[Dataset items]
*** Block opens ***
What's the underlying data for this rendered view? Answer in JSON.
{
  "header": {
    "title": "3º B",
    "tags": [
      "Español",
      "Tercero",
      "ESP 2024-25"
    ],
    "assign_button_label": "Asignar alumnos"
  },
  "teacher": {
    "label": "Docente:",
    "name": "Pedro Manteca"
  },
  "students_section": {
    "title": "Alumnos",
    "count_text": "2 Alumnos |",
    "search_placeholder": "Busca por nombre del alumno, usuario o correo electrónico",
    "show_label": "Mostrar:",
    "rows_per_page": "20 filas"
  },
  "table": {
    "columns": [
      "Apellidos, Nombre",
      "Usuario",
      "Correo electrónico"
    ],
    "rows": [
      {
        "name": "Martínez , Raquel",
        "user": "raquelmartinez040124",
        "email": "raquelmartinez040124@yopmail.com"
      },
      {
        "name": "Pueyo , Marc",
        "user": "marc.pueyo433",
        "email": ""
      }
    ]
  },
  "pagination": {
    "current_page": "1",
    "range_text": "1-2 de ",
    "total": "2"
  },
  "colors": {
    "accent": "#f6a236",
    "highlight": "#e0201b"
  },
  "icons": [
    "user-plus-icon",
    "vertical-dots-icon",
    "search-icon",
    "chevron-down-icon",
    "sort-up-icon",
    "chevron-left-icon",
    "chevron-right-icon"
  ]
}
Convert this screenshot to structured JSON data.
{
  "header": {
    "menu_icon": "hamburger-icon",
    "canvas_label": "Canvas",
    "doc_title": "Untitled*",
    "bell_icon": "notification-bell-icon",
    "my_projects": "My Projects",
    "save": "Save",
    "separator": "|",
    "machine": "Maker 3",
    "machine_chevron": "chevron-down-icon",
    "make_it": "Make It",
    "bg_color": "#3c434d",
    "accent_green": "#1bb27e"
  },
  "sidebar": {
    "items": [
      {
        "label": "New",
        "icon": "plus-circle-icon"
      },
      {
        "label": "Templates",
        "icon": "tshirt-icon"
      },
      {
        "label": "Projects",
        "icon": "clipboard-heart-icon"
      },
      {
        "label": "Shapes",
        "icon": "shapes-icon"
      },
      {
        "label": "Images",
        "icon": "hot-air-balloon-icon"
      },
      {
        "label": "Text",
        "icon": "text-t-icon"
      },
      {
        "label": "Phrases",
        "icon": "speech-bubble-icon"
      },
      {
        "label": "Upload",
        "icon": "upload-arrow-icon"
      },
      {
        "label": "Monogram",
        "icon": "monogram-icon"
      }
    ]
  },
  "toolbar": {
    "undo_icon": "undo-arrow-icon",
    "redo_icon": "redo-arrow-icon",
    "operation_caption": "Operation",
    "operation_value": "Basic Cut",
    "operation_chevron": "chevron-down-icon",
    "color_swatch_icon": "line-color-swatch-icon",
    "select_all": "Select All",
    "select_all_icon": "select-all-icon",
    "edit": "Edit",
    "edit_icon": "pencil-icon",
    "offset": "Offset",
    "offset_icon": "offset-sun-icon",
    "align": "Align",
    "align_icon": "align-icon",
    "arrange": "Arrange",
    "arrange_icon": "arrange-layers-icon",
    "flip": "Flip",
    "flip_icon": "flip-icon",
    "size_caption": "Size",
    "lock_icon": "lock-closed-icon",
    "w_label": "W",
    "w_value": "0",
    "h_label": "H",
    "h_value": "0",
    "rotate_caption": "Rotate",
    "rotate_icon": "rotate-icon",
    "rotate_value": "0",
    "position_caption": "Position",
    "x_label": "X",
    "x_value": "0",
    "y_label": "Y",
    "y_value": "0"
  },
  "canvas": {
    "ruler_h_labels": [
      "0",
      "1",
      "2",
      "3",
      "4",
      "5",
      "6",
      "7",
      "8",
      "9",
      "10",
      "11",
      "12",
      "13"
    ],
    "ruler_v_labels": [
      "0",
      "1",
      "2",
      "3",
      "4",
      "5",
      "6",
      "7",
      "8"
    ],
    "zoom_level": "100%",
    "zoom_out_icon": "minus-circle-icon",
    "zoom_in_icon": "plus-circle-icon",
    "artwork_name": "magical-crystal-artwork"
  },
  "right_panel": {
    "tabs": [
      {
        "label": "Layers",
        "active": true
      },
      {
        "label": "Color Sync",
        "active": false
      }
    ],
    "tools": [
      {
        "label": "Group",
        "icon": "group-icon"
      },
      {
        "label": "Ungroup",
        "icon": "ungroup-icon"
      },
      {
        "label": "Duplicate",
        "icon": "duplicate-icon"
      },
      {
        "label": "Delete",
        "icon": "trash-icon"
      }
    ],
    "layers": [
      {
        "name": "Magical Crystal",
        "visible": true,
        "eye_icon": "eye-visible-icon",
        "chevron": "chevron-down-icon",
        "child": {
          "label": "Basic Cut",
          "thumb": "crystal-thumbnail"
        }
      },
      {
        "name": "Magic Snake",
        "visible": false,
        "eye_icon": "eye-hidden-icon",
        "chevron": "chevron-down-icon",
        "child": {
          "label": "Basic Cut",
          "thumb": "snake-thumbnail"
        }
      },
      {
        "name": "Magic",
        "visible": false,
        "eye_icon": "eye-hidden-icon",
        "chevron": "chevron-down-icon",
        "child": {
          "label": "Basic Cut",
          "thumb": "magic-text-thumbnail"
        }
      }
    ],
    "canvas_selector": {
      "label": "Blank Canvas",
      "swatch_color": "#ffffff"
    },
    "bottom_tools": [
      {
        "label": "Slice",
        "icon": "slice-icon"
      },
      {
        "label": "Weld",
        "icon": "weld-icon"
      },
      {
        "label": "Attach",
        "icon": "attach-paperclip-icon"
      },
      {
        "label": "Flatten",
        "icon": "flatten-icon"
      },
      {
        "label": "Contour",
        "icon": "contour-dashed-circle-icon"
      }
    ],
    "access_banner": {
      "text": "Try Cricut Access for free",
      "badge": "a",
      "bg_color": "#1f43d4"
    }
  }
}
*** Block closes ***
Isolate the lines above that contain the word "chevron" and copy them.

    "chevron-down-icon",
    "chevron-left-icon",
    "chevron-right-icon"
    "machine_chevron": "chevron-down-icon",
    "operation_chevron": "chevron-down-icon",
        "chevron": "chevron-down-icon",
        "chevron": "chevron-down-icon",
        "chevron": "chevron-down-icon",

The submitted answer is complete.